---- Information supplied

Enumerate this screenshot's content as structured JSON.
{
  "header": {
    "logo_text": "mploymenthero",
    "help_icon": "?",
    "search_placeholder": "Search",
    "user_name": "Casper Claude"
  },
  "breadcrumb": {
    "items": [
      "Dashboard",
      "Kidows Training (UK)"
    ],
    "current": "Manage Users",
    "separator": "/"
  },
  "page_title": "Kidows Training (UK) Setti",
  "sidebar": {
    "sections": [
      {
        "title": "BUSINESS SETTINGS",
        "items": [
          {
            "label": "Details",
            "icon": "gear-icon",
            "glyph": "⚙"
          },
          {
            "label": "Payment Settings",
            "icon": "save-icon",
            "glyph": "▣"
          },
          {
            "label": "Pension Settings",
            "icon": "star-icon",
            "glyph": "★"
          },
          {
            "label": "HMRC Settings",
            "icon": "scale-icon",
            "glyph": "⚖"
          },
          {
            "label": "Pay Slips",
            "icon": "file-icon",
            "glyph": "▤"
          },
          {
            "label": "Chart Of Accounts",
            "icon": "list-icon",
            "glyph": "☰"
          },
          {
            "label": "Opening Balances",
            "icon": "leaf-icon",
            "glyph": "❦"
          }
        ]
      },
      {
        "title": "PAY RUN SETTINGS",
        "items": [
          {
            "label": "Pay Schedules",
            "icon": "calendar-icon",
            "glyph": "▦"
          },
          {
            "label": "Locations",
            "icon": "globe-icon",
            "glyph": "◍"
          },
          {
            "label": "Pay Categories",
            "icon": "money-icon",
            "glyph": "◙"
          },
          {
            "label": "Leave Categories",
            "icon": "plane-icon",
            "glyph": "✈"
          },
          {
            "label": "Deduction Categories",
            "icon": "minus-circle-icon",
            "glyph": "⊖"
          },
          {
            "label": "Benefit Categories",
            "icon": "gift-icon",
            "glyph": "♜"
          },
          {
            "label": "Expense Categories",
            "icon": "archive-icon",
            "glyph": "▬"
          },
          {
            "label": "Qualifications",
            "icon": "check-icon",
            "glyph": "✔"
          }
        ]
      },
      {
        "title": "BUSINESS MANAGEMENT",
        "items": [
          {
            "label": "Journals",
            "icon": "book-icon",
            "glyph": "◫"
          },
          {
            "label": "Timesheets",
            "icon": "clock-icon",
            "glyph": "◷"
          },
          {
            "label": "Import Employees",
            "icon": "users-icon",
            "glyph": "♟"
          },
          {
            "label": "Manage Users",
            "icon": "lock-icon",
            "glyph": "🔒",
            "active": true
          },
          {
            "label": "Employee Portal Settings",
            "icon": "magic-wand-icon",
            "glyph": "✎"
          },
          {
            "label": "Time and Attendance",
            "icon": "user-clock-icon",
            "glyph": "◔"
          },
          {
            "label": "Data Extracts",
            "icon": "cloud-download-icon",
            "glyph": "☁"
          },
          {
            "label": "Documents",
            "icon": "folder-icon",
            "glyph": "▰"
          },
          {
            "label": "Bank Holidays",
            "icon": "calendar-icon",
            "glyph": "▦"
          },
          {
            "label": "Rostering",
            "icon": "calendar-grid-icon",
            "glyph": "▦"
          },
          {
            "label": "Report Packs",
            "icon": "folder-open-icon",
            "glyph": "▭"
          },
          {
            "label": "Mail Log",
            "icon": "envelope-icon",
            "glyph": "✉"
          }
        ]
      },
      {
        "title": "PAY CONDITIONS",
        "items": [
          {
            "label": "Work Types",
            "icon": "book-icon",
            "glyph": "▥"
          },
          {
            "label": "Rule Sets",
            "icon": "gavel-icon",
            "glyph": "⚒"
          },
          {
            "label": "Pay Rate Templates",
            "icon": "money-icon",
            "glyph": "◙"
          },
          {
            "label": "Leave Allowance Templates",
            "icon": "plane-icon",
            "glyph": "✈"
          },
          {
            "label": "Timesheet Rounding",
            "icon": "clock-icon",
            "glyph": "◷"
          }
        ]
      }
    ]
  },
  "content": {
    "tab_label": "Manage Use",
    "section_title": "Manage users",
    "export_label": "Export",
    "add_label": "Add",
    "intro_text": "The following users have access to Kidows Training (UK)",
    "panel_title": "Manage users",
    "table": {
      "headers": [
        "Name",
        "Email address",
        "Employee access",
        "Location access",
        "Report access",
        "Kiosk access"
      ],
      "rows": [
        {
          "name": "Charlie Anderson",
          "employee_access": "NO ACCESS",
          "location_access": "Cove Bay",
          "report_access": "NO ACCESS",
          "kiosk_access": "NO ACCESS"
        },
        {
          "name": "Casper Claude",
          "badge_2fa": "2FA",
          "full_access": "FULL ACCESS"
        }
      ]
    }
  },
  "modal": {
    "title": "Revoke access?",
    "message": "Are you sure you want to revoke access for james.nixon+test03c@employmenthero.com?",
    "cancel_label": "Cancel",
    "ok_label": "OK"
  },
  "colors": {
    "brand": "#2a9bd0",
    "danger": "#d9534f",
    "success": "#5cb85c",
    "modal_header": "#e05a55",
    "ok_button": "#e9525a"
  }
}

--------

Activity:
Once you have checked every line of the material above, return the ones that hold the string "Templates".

Finished task:
            "label": "Pay Rate Templates",
            "label": "Leave Allowance Templates",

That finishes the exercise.